OCLC 43797498
LC Class PL856.U673 K36 2000

after the quake (神の子どもたちはみな踊る Kami no Kodomo-tachi wa Mina Odoru?, lit. "The children of the gods all dance") is a collection of 6 short stories by Japanese author Haruki Murakami, written between 1999 and 2000. First published in Japan in 2000, it was released in English as after the quake in 2002 (translator Jay Rubin notes that Murakami "insisted" the title "should be all lower-case").

Background[edit]
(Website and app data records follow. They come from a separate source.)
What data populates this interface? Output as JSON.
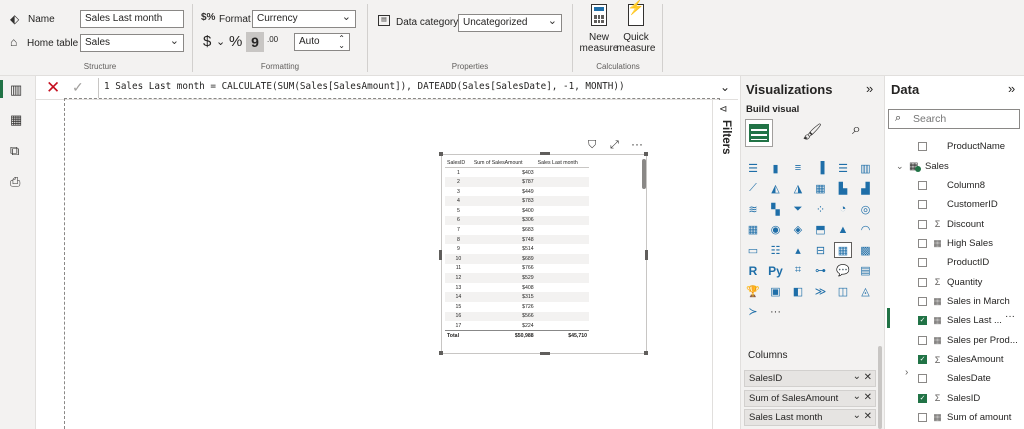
{
  "ribbon": {
    "structure": {
      "name_label": "Name",
      "name_value": "Sales Last month",
      "home_table_label": "Home table",
      "home_table_value": "Sales",
      "group_label": "Structure"
    },
    "formatting": {
      "format_label": "Format",
      "format_value": "Currency",
      "currency_symbol": "$",
      "percent_symbol": "%",
      "comma_symbol": "9",
      "decimals_symbol": ".00",
      "decimal_places_value": "Auto",
      "group_label": "Formatting"
    },
    "properties": {
      "data_category_label": "Data category",
      "data_category_value": "Uncategorized",
      "group_label": "Properties"
    },
    "calculations": {
      "new_measure_line1": "New",
      "new_measure_line2": "measure",
      "quick_measure_line1": "Quick",
      "quick_measure_line2": "measure",
      "group_label": "Calculations"
    }
  },
  "formula_bar": {
    "line_number": "1",
    "formula": "Sales Last month = CALCULATE(SUM(Sales[SalesAmount]), DATEADD(Sales[SalesDate], -1, MONTH))"
  },
  "filters_label": "Filters",
  "table_visual": {
    "headers": [
      "SalesID",
      "Sum of SalesAmount",
      "Sales Last month"
    ],
    "rows": [
      [
        "1",
        "$403",
        ""
      ],
      [
        "2",
        "$787",
        ""
      ],
      [
        "3",
        "$449",
        ""
      ],
      [
        "4",
        "$783",
        ""
      ],
      [
        "5",
        "$400",
        ""
      ],
      [
        "6",
        "$306",
        ""
      ],
      [
        "7",
        "$683",
        ""
      ],
      [
        "8",
        "$748",
        ""
      ],
      [
        "9",
        "$514",
        ""
      ],
      [
        "10",
        "$689",
        ""
      ],
      [
        "11",
        "$766",
        ""
      ],
      [
        "12",
        "$529",
        ""
      ],
      [
        "13",
        "$408",
        ""
      ],
      [
        "14",
        "$315",
        ""
      ],
      [
        "15",
        "$726",
        ""
      ],
      [
        "16",
        "$566",
        ""
      ],
      [
        "17",
        "$224",
        ""
      ]
    ],
    "total": [
      "Total",
      "$50,988",
      "$45,710"
    ]
  },
  "visualizations": {
    "title": "Visualizations",
    "build_visual_label": "Build visual",
    "more_label": "···",
    "columns_label": "Columns",
    "fields": [
      "SalesID",
      "Sum of SalesAmount",
      "Sales Last month"
    ]
  },
  "data_pane": {
    "title": "Data",
    "search_placeholder": "Search",
    "items": [
      {
        "label": "ProductName",
        "indent": 2,
        "checked": false,
        "type": "none"
      },
      {
        "label": "Sales",
        "indent": 0,
        "checked": false,
        "type": "table"
      },
      {
        "label": "Column8",
        "indent": 1,
        "checked": false,
        "type": "none"
      },
      {
        "label": "CustomerID",
        "indent": 1,
        "checked": false,
        "type": "none"
      },
      {
        "label": "Discount",
        "indent": 1,
        "checked": false,
        "type": "sum"
      },
      {
        "label": "High Sales",
        "indent": 1,
        "checked": false,
        "type": "measure"
      },
      {
        "label": "ProductID",
        "indent": 1,
        "checked": false,
        "type": "none"
      },
      {
        "label": "Quantity",
        "indent": 1,
        "checked": false,
        "type": "sum"
      },
      {
        "label": "Sales in March",
        "indent": 1,
        "checked": false,
        "type": "measure"
      },
      {
        "label": "Sales Last ...",
        "indent": 1,
        "checked": true,
        "type": "measure"
      },
      {
        "label": "Sales per Prod...",
        "indent": 1,
        "checked": false,
        "type": "measure"
      },
      {
        "label": "SalesAmount",
        "indent": 1,
        "checked": true,
        "type": "sum"
      },
      {
        "label": "SalesDate",
        "indent": 1,
        "checked": false,
        "type": "none"
      },
      {
        "label": "SalesID",
        "indent": 1,
        "checked": true,
        "type": "sum"
      },
      {
        "label": "Sum of amount",
        "indent": 1,
        "checked": false,
        "type": "measure"
      }
    ]
  }
}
The stories were written in response to Japan's 1995 Kobe earthquake, and each story is affected peripherally by the disaster. Along with Underground, a collection of interviews and essays about the 1995 Tokyo gas attacks, and The Wind-Up Bird Chronicle, a complex exploration of Japan's modern history, after the quake represents part of an effort on the part of Murakami to adopt a more purposeful exploration of the Japanese national conscience.

The stories in after the quake repeat motifs, themes, and elements common in much of Murakami's earlier short stories and novels, but also present some notable stylistic changes. All six stories are told in the third person, as opposed to Murakami's much more familiar first person narrative established in his previous work. Additionally, only one of the stories contains clear supernatural elements, which are present in the majority of Murakami's stories. All of the stories are set in February 1995, the month between the Kobe earthquake and the Tokyo gas attacks. Translator Jay Rubin says of the collection, "The central characters in after the quake live far from the physical devastation, which they witness only on TV or in the papers, but for each of them the massive destruction unleashed by the earth itself becomes a turning point in their lives. They are forced to confront an emptiness they have borne inside them for years."

Contents[edit]

Story Originally published in
UFO in Kushiro The New Yorker
Landscape with Flatiron Ploughshares
All God's Children Can Dance Harper's
Thailand Granta
Super-Frog Saves Tokyo GQ
Honey Pie The New Yorker

Adaptations[edit]

BBC Radio 3 broadcast a dramatized adaptation of after the quake on September 16, 2007.[1] The single 88 minute episode covered four of the six stories from the book: UFO in Kushiro, Thailand, Super-Frog Saves Tokyo and Honey Pie.

Honey Pie and Superfrog Saves Tokyo have been adapted for the stage and directed by Frank Galati. Entitled after the quake, the play was first performed at the Steppenwolf Theatre Company in association with La Jolla Playhouse, and opened October 12, 2007 at Berkeley Repertory Theatre.[2]

A feature film of the story All God's Children Can Dance was released in 2007.[3]

.DC: JPN (after the quake 2011), an EP inspired after each story from after the quake was released in March 2011 following the 2011 Tōhoku earthquake and tsunami to help benefit the relief efforts by musician Dre Carlan.[4]

References[edit]

  1. ^ "Drama on 3 After the Quake". BBC Radio 3. 2007. Retrieved 2008-09-09. 
  2. ^ "after the quake". Berkeley Repertory Theatre. 2007. Archived from the original on 13 April 2008. Retrieved 2008-04-24. 
  3. ^ All God's Children Can Dance at IMDb
  4. ^ .DC: JPN (after the quake 2011) at bandcamp